◆ PROBLEM ◆
Your answer should consist of the lines holding "content", copied from the material below.

◆ INFORMATION SHOWN ◆
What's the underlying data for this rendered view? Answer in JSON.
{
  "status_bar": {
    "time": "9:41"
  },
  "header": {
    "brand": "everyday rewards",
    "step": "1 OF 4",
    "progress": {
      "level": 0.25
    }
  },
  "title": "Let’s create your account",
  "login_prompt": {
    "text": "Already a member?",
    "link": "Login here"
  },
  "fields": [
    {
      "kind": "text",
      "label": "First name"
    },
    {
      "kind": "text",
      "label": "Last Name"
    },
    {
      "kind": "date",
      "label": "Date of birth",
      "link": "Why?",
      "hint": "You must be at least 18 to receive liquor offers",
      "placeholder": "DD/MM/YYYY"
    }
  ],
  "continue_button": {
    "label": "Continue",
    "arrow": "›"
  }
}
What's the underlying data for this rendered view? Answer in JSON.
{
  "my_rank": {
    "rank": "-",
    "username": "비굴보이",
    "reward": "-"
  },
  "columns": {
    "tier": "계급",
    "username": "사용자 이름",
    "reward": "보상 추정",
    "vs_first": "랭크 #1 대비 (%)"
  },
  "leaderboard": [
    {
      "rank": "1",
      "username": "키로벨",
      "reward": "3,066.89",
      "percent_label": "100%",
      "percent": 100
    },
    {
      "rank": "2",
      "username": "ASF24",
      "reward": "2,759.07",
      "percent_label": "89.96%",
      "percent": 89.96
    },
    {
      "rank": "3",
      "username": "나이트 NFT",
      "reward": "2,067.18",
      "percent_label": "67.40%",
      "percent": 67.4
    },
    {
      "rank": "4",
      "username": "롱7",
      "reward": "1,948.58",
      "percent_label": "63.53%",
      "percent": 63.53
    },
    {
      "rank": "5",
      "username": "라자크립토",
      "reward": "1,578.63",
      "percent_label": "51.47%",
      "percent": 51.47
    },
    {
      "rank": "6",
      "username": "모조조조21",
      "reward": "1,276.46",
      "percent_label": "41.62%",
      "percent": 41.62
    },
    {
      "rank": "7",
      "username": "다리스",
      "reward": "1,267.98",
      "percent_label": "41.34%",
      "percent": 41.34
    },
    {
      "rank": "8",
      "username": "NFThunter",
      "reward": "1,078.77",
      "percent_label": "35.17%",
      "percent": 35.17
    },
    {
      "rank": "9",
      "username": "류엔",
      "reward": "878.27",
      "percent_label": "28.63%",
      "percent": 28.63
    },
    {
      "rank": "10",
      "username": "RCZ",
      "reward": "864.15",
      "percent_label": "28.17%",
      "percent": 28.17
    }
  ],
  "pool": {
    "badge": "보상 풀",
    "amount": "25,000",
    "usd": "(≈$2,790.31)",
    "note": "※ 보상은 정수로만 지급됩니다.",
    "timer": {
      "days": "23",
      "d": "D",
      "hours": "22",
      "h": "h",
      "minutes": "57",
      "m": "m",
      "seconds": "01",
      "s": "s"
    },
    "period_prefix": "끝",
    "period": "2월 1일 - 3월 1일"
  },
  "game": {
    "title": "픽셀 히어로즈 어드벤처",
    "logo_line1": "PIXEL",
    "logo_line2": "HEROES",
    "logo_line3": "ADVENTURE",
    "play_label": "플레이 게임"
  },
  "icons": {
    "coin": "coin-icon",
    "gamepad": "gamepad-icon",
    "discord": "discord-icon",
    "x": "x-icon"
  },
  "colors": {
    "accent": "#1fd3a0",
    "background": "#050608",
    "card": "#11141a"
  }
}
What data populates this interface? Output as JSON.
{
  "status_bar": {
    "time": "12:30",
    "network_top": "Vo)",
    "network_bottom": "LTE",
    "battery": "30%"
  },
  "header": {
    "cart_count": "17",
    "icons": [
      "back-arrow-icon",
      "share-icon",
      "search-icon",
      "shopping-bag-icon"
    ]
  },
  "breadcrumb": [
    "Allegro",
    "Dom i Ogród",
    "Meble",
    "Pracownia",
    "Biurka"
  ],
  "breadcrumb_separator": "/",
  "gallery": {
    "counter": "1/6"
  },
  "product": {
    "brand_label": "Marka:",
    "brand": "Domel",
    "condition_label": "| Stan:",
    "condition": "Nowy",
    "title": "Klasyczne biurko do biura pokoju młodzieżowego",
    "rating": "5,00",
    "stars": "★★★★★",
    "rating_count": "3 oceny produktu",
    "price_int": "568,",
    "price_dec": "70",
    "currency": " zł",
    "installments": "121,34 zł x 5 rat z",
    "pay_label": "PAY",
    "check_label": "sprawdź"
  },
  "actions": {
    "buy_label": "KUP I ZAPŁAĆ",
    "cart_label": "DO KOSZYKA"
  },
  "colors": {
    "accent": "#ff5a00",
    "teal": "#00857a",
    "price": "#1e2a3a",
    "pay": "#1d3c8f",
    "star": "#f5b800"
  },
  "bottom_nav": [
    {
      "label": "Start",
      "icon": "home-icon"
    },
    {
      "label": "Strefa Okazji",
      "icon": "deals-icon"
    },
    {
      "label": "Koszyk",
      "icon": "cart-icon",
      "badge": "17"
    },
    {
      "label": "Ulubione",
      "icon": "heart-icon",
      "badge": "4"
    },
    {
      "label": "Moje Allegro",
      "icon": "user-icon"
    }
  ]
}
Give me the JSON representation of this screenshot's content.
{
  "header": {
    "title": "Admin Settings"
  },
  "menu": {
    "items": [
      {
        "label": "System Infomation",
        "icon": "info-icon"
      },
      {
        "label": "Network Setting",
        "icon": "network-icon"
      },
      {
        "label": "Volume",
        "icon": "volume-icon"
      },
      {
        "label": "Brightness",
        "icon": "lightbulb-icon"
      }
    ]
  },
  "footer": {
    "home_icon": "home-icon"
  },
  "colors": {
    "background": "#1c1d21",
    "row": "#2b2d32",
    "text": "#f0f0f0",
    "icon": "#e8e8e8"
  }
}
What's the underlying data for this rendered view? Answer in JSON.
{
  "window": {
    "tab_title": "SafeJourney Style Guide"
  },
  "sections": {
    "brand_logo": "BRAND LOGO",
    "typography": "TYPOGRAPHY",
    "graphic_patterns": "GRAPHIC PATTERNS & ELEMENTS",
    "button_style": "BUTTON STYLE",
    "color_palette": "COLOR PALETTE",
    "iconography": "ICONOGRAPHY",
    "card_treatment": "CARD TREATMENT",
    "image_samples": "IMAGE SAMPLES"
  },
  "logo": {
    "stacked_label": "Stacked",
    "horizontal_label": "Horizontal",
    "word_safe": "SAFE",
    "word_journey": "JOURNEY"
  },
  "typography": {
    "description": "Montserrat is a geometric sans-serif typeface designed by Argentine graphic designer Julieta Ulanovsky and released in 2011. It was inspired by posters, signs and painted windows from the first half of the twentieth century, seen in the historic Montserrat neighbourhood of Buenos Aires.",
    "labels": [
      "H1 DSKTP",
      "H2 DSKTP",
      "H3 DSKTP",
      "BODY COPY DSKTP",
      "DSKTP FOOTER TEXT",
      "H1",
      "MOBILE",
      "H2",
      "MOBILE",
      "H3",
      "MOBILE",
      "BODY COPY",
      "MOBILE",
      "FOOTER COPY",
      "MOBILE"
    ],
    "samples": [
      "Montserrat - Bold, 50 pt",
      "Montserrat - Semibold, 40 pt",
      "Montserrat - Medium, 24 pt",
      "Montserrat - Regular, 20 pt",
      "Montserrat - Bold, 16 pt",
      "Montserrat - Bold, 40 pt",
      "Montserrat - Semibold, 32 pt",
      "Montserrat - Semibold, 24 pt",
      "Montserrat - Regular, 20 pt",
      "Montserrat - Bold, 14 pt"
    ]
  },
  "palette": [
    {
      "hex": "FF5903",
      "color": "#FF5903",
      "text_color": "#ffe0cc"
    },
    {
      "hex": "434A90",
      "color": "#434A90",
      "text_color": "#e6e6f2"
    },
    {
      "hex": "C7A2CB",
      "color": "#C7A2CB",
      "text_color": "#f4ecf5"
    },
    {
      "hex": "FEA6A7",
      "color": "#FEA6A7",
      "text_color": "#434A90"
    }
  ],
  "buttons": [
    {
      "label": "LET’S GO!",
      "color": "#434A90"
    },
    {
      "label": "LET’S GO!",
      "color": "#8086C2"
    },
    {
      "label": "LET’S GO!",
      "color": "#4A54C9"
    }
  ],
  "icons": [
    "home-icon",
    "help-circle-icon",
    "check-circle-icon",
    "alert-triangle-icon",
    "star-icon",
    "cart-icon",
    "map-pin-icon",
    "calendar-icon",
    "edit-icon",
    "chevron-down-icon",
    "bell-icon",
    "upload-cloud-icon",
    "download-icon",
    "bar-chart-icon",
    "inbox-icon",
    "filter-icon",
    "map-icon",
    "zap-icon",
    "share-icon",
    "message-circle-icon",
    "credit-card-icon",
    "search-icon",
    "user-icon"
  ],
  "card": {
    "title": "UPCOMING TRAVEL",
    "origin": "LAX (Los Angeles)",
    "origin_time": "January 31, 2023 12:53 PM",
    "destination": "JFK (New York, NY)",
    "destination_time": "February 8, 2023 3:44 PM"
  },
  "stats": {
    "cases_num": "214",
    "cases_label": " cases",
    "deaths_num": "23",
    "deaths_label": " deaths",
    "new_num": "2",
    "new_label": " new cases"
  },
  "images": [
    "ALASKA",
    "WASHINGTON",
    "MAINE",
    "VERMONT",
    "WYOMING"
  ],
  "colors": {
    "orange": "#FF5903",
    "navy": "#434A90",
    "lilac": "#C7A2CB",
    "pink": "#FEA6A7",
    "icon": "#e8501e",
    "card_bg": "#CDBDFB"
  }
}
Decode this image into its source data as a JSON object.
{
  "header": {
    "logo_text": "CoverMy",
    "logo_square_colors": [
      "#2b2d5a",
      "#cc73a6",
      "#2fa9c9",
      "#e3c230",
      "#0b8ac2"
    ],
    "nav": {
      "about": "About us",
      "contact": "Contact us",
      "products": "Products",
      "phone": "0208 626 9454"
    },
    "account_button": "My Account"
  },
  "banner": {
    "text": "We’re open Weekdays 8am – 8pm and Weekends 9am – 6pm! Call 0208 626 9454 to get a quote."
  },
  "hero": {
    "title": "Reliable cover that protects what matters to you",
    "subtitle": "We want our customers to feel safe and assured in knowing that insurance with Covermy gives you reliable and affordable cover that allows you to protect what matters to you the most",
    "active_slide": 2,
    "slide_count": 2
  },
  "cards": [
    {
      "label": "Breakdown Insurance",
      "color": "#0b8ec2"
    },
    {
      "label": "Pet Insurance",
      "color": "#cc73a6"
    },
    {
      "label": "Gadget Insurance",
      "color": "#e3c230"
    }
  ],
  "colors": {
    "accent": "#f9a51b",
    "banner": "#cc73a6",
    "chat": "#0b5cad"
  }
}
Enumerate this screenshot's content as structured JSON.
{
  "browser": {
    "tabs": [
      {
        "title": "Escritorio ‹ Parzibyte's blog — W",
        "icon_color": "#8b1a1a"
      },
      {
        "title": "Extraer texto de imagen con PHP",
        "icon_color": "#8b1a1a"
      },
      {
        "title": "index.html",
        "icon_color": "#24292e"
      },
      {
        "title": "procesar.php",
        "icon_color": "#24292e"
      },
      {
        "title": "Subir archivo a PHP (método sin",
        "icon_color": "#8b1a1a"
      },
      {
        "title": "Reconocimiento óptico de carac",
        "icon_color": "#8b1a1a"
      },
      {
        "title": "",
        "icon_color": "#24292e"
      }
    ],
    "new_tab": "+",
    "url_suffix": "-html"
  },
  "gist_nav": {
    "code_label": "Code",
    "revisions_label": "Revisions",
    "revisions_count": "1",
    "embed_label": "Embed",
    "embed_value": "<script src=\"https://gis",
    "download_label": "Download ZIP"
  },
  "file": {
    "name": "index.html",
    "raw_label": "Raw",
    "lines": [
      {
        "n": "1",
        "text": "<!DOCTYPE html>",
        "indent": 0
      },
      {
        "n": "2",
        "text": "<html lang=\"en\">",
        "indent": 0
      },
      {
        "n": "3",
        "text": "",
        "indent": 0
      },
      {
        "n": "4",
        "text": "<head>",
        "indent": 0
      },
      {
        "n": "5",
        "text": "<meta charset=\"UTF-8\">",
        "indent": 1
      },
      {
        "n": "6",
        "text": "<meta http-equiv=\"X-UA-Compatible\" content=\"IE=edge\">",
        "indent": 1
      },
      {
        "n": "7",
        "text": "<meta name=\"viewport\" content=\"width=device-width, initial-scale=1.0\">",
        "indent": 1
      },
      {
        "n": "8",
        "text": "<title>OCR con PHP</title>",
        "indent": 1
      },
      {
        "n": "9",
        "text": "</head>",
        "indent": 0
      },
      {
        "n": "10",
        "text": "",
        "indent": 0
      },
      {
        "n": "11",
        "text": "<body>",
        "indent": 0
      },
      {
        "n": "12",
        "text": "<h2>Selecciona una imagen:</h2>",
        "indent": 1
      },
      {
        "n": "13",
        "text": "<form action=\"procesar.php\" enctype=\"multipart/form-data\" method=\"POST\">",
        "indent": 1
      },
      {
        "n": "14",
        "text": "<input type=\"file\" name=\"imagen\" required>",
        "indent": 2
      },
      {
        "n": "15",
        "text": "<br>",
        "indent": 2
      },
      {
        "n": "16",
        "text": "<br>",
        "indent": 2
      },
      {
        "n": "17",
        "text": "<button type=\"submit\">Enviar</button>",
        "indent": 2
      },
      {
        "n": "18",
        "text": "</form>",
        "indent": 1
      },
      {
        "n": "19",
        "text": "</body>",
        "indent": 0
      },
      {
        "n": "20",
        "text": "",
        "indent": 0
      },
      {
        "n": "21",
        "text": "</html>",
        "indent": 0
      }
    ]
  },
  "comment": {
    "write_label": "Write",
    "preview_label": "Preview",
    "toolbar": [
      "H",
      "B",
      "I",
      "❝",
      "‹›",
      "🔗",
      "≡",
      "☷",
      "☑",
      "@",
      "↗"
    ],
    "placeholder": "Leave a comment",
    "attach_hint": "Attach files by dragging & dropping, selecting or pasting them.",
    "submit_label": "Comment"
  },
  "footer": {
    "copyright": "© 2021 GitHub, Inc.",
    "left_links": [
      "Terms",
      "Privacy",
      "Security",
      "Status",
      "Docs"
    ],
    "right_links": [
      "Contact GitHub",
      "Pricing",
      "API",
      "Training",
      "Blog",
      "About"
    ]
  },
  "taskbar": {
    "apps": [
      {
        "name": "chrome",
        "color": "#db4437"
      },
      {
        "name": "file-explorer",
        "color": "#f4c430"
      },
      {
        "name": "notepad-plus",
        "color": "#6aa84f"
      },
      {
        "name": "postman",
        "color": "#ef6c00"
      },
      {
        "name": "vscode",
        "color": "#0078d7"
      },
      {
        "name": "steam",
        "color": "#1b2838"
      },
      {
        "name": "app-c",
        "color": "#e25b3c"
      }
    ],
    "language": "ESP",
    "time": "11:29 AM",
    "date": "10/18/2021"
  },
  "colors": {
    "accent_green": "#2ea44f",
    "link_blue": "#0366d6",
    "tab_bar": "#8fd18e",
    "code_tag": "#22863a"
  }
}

◆ EXERCISE RESPONSE ◆
Give me the JSON representation of this screenshot's content.
Enumerate this screenshot's content as structured JSON.
        "text": "<meta http-equiv=\"X-UA-Compatible\" content=\"IE=edge\">",
        "text": "<meta name=\"viewport\" content=\"width=device-width, initial-scale=1.0\">",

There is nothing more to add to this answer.